EXERCISE:
Among the records below, how many lines contain the word "ACQUISITION"? The answer is a single number.

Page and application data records

•••••

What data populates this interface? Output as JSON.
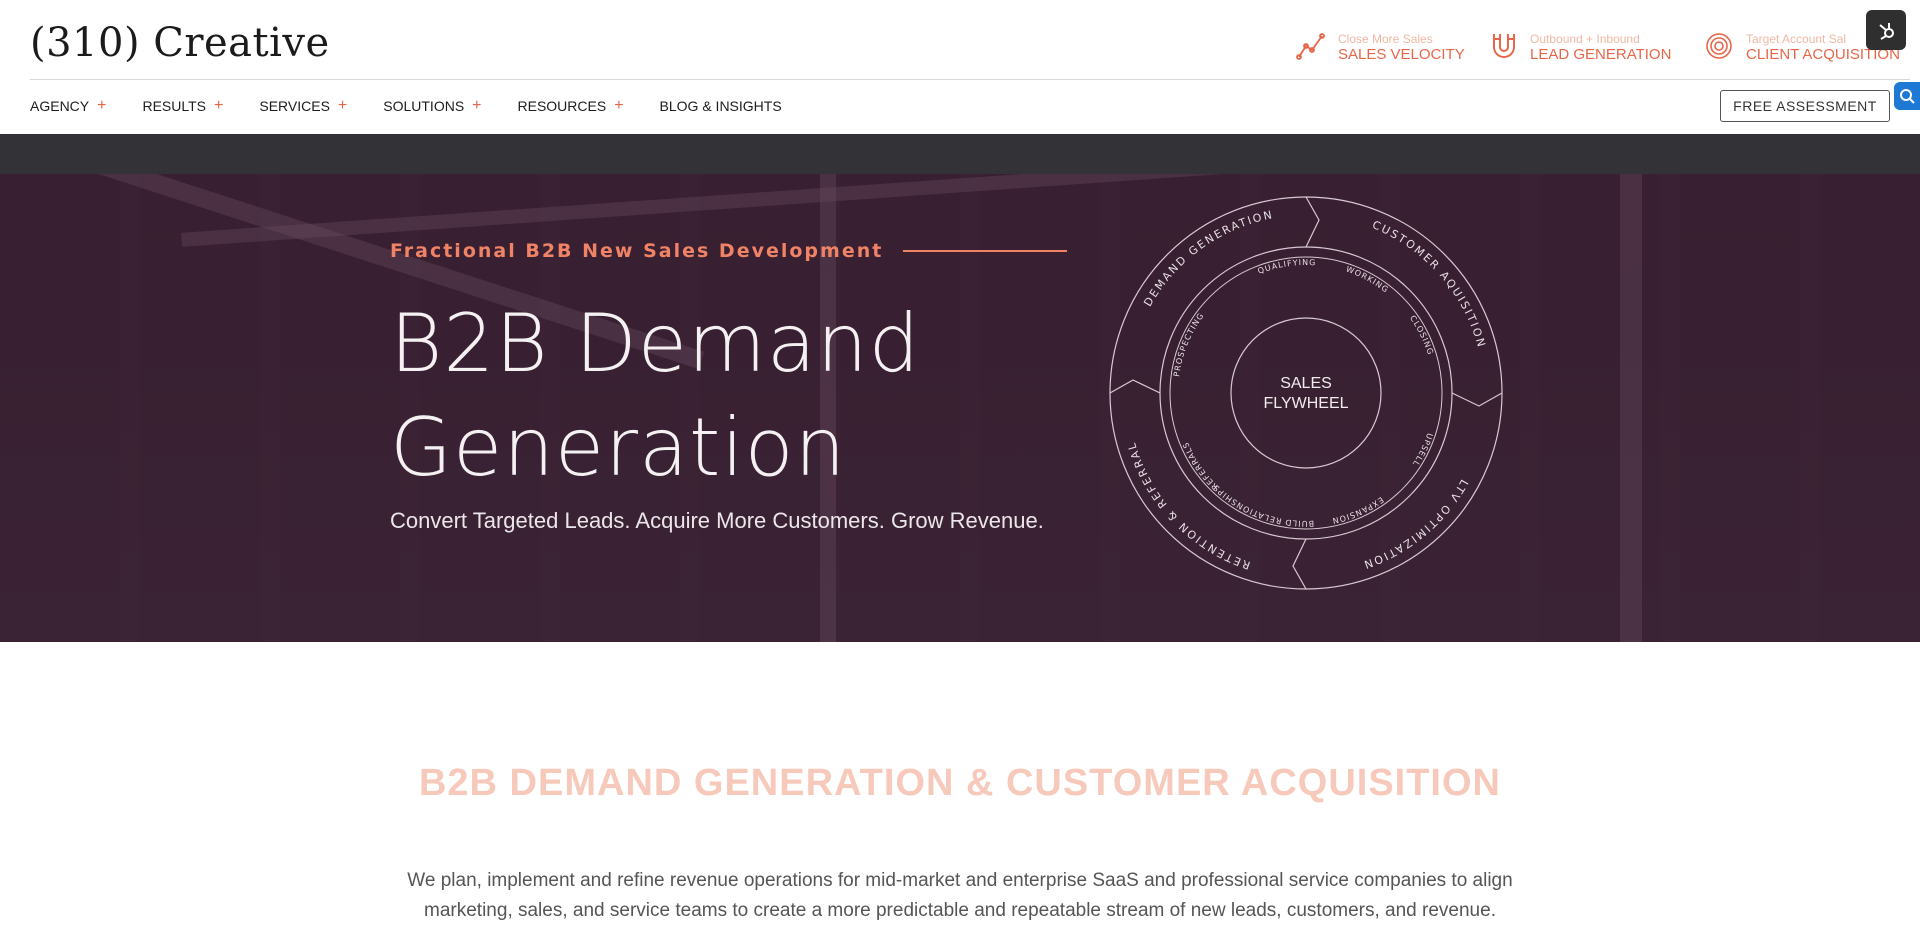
{
  "header": {
    "logo": "(310) Creative",
    "promos": [
      {
        "small": "Close More Sales",
        "big": "SALES VELOCITY",
        "icon": "trend-line-icon"
      },
      {
        "small": "Outbound + Inbound",
        "big": "LEAD GENERATION",
        "icon": "magnet-icon"
      },
      {
        "small": "Target Account Sal",
        "big": "CLIENT ACQUISITION",
        "icon": "target-icon"
      }
    ],
    "hubspot_icon": "hubspot-icon"
  },
  "nav": {
    "items": [
      {
        "label": "AGENCY",
        "expandable": true
      },
      {
        "label": "RESULTS",
        "expandable": true
      },
      {
        "label": "SERVICES",
        "expandable": true
      },
      {
        "label": "SOLUTIONS",
        "expandable": true
      },
      {
        "label": "RESOURCES",
        "expandable": true
      },
      {
        "label": "BLOG & INSIGHTS",
        "expandable": false
      }
    ],
    "plus_glyph": "+",
    "cta_label": "FREE ASSESSMENT"
  },
  "hero": {
    "kicker": "Fractional B2B New Sales Development",
    "title": "B2B Demand Generation",
    "subtitle": "Convert Targeted Leads. Acquire More Customers. Grow Revenue.",
    "flywheel": {
      "center": [
        "SALES",
        "FLYWHEEL"
      ],
      "outer": [
        "DEMAND GENERATION",
        "CUSTOMER AQUISITION",
        "LTV OPTIMIZATION",
        "RETENTION & REFERRAL"
      ],
      "inner": [
        "QUALIFYING",
        "WORKING",
        "CLOSING",
        "UPSELL",
        "EXPANSION",
        "BUILD",
        "RELATIONSHIPS",
        "REFERRALS",
        "PROSPECTING"
      ]
    }
  },
  "content": {
    "section_title": "B2B DEMAND GENERATION & CUSTOMER ACQUISITION",
    "body": "We plan, implement and refine revenue operations for mid-market and enterprise SaaS and professional service companies to align marketing, sales, and service teams to create a more predictable and repeatable stream of new leads, customers, and revenue."
  },
  "colors": {
    "accent": "#e7664a",
    "hero_bg": "#3b2537",
    "dark_bar": "#333236"
  }
}
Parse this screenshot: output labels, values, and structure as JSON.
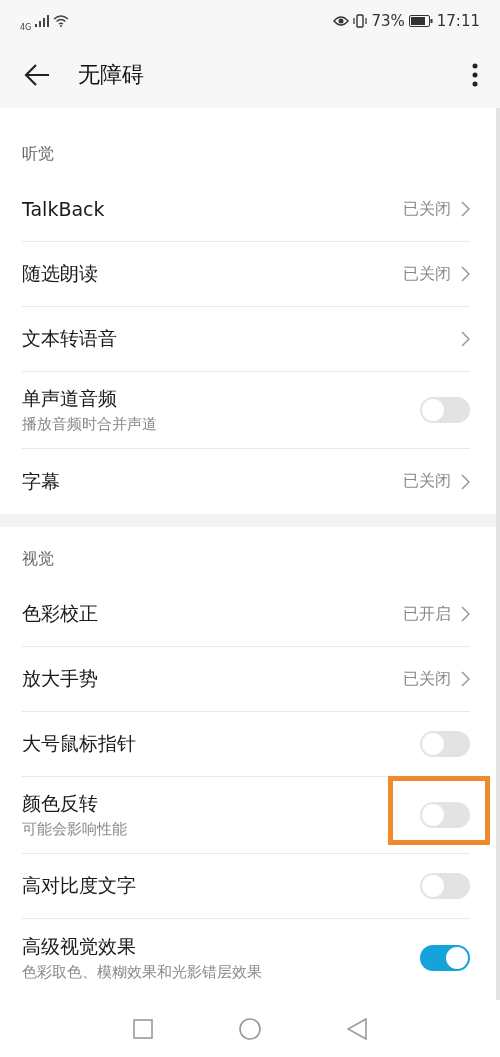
{
  "status_bar": {
    "network": "4G",
    "battery": "73%",
    "time": "17:11"
  },
  "app_bar": {
    "title": "无障碍"
  },
  "sections": [
    {
      "title": "听觉",
      "items": [
        {
          "kind": "link",
          "label": "TalkBack",
          "value": "已关闭"
        },
        {
          "kind": "link",
          "label": "随选朗读",
          "value": "已关闭"
        },
        {
          "kind": "link",
          "label": "文本转语音"
        },
        {
          "kind": "switch",
          "label": "单声道音频",
          "subtitle": "播放音频时合并声道",
          "on": false
        },
        {
          "kind": "link",
          "label": "字幕",
          "value": "已关闭"
        }
      ]
    },
    {
      "title": "视觉",
      "items": [
        {
          "kind": "link",
          "label": "色彩校正",
          "value": "已开启"
        },
        {
          "kind": "link",
          "label": "放大手势",
          "value": "已关闭"
        },
        {
          "kind": "switch",
          "label": "大号鼠标指针",
          "on": false
        },
        {
          "kind": "switch",
          "label": "颜色反转",
          "subtitle": "可能会影响性能",
          "on": false,
          "highlighted": true
        },
        {
          "kind": "switch",
          "label": "高对比度文字",
          "on": false
        },
        {
          "kind": "switch",
          "label": "高级视觉效果",
          "subtitle": "色彩取色、模糊效果和光影错层效果",
          "on": true
        }
      ]
    }
  ]
}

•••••

WRITTEN RESPONSE:
2